Shoppers are expected to spend a record amount on supermarket premium own-label ranges this Christmas against a backdrop of continuing slow growth for grocers, figures suggest.
Consumers are spending 13% more on these lines than they did last year, Kantar Worldpanel data for the 12 weeks to December 4 show.
However, overall supermarket sales grew by just 0.7% year on year.
Some 88% of shoppers are now buying from top-tier private label brands, which now find their way into 12% of grocery baskets.
In the past 12 weeks, 6.3% of own label purchases were from premium lines such as Tesco Finest and Sainsbury's Taste The Difference, well ahead of the 5.7% recorded last year.
Kantar Worldpanel said that both Morrisons' The Best and Asda's Extra Special lines were selling particularly well, with sales up by 35% and 15% respectively.
Fraser McKevitt, head of retail and consumer insight at Kantar Worldpanel, said: "Over Christmas it's likely that premium lines will record their highest ever sales figures as even more shoppers trade up to treat their loved ones."
The figures follow a run of positive reviews of supermarket own-label Christmas products, with Lidl, Aldi and Asda faring particularly well in quality-for-money ranking by consumer groups and food magazines.
Meanwhile, Aldi was the only retailer to record double-digit sales growth, with its premium Specially Selected brand helping the discounter to increase sales by 10% year-on-year, with Iceland just behind with an 8.6% sales uplift.
Other grocers to enjoy a sales uplift included Lidl, up 5.7% year-on-year, Co-op (2%) and Waitrose (1.1%).
Tesco increased its value sales by 1.6% on last year as the UK's biggest grocer expanded its market share to 28.3%, as Sainsbury's fell by 0.6% with market share dropping slightly to 16.5% and Asda suffered a 4.7% drop but at a marginally slower rate than in recent months.
Despite the fall in the value of the pound following the Brexit vote, inflation has still not fed through into Britons' shopping baskets, with Kantar recording a 0.1% drop in the cost of a typical grocery basket compared with this time last year.
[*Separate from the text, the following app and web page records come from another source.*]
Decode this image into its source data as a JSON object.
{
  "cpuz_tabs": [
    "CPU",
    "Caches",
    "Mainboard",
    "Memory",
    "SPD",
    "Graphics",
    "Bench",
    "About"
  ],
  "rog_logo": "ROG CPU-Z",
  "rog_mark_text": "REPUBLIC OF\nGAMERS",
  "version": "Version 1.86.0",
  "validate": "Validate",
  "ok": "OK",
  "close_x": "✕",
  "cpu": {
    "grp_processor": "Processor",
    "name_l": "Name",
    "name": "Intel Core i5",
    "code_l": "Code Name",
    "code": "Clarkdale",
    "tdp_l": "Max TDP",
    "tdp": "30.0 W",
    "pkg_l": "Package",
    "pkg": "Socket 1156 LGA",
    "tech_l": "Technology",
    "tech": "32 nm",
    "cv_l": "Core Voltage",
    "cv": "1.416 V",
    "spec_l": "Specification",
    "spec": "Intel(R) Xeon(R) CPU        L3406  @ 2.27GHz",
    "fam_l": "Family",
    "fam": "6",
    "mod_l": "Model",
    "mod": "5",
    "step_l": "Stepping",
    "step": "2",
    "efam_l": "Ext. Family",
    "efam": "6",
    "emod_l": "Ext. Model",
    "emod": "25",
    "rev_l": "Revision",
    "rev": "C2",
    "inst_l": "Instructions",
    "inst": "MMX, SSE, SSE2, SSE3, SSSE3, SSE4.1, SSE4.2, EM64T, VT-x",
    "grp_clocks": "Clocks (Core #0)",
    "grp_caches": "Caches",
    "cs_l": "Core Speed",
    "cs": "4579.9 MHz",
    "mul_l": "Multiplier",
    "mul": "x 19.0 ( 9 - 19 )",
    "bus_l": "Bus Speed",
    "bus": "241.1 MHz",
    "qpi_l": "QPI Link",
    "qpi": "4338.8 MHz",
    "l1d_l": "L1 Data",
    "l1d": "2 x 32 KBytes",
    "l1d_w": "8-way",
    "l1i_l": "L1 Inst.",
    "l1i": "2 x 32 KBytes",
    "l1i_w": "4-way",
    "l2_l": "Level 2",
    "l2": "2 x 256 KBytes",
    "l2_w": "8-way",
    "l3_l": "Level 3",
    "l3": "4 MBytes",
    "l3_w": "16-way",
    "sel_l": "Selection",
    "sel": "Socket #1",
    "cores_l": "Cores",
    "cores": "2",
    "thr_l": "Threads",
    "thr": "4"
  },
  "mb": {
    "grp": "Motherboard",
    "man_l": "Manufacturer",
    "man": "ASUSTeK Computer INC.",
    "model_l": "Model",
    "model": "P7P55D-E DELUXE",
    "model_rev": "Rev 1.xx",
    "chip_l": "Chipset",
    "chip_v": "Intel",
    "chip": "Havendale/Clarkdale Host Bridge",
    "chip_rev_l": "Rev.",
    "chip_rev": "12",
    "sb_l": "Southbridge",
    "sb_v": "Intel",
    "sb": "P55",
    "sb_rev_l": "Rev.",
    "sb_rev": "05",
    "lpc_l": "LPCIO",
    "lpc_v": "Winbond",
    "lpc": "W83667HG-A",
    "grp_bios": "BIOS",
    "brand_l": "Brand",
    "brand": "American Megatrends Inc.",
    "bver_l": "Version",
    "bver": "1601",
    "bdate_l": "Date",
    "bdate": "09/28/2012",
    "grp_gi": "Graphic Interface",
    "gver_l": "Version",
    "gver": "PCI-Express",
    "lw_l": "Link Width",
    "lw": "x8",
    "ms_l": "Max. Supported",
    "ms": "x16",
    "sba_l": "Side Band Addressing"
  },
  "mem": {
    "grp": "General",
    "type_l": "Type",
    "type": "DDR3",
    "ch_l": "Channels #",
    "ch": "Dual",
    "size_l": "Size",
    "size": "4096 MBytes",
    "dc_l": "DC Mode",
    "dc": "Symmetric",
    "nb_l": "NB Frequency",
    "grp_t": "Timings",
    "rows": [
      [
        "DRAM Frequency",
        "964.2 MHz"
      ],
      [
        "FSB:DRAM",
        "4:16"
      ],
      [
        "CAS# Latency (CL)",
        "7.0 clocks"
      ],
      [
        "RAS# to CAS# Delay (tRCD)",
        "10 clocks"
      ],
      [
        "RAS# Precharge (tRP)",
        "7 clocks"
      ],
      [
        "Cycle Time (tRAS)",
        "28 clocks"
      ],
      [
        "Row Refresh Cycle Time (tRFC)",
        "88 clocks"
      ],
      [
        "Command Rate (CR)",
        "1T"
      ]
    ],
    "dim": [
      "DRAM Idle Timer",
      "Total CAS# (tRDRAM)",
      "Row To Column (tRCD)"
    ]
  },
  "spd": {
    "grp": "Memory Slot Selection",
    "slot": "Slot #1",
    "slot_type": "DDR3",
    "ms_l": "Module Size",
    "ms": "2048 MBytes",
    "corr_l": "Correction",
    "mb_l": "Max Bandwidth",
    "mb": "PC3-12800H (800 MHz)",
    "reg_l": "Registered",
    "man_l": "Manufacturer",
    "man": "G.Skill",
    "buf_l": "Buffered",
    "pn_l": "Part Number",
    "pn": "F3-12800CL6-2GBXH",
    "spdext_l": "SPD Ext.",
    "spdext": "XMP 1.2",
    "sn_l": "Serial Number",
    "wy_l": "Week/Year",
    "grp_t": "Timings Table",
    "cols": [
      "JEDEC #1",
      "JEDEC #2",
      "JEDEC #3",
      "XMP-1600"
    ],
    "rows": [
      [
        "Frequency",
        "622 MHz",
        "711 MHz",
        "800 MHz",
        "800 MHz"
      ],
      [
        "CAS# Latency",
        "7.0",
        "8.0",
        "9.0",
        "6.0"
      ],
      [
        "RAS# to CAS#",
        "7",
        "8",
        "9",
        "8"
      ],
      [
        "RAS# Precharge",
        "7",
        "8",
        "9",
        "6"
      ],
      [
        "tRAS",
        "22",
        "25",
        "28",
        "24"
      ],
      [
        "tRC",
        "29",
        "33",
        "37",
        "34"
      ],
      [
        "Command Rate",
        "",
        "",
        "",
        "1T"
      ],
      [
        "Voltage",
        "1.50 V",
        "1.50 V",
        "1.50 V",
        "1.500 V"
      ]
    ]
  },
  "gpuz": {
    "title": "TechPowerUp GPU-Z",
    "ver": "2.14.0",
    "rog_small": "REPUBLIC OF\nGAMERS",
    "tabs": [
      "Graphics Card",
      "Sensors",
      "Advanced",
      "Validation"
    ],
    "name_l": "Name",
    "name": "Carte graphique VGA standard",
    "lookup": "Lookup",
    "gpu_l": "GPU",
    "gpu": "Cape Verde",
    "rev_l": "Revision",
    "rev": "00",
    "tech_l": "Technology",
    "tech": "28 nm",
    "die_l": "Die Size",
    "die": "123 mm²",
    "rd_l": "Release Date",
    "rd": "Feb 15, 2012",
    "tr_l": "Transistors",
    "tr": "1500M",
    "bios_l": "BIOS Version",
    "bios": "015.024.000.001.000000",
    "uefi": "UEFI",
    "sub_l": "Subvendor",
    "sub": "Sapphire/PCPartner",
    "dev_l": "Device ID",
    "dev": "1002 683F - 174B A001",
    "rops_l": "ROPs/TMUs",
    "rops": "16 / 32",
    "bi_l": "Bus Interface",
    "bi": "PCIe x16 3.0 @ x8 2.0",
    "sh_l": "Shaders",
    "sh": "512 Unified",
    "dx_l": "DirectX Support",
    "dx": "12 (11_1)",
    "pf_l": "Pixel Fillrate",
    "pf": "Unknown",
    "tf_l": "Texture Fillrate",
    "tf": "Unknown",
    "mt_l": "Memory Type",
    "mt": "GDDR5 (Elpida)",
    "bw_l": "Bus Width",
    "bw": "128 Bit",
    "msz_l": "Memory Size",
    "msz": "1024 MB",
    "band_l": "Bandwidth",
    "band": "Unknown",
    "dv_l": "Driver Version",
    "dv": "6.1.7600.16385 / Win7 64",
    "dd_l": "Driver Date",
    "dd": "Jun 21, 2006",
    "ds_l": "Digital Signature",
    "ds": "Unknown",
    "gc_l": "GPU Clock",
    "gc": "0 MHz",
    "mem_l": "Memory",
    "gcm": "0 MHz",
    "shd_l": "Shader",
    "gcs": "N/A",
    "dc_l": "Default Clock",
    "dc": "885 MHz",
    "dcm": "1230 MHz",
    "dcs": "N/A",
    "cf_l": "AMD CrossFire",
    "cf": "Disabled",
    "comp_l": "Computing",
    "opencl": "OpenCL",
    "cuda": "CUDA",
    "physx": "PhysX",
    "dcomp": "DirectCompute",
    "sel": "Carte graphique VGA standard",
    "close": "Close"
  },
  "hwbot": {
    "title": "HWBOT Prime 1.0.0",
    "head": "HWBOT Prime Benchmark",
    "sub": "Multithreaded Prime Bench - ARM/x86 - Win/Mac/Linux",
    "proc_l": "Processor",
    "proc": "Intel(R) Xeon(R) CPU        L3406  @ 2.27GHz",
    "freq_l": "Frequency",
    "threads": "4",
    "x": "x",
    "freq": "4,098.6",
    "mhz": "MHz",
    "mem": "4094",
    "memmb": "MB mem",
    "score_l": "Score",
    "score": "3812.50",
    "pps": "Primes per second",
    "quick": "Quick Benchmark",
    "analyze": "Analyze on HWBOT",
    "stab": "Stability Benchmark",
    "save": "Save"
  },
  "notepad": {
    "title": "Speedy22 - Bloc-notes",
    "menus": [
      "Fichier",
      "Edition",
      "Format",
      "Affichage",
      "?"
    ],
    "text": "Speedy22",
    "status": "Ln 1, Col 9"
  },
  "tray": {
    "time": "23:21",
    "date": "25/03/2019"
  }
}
However there have been price rises in particular food categories, with fresh fish up 5.3% on last year, chilled ready meals up 2.3% and beer costing 2.1% more.
Separate figures from Nielsen show UK supermarket sales falling for the first time in five months due to a combination of Black Friday affecting non-food buying and falling prices as Christmas offers kicked in.
Money taken at the till was down 0.4% and the amount of good sold was down 0.3% on this time last year - the first time this has happened since mid-July.
Even the discounters were not immune, according to Nielsen, with Aldi's annual growth dropping into single figures (8.5%) for the first time in four years, while Lidl's 2.7% growth was six times smaller on last year.
Mike Watkins, Nielsen's UK head of retailer and business insight, said: "After a strong start to November, shoppers' seemed to have held back on food spend in the last few weeks, despite some the very attractive Christmas offers and price reductions.
"However, we expect momentum to pick up again and the week ending Christmas Eve will be a massive opportunity for the big four supermarkets to regain market share."
Nielsen estimates shoppers will spend around £4 billion at supermarkets in that week alone, with Thursday December 22 expected to be the biggest day of the year.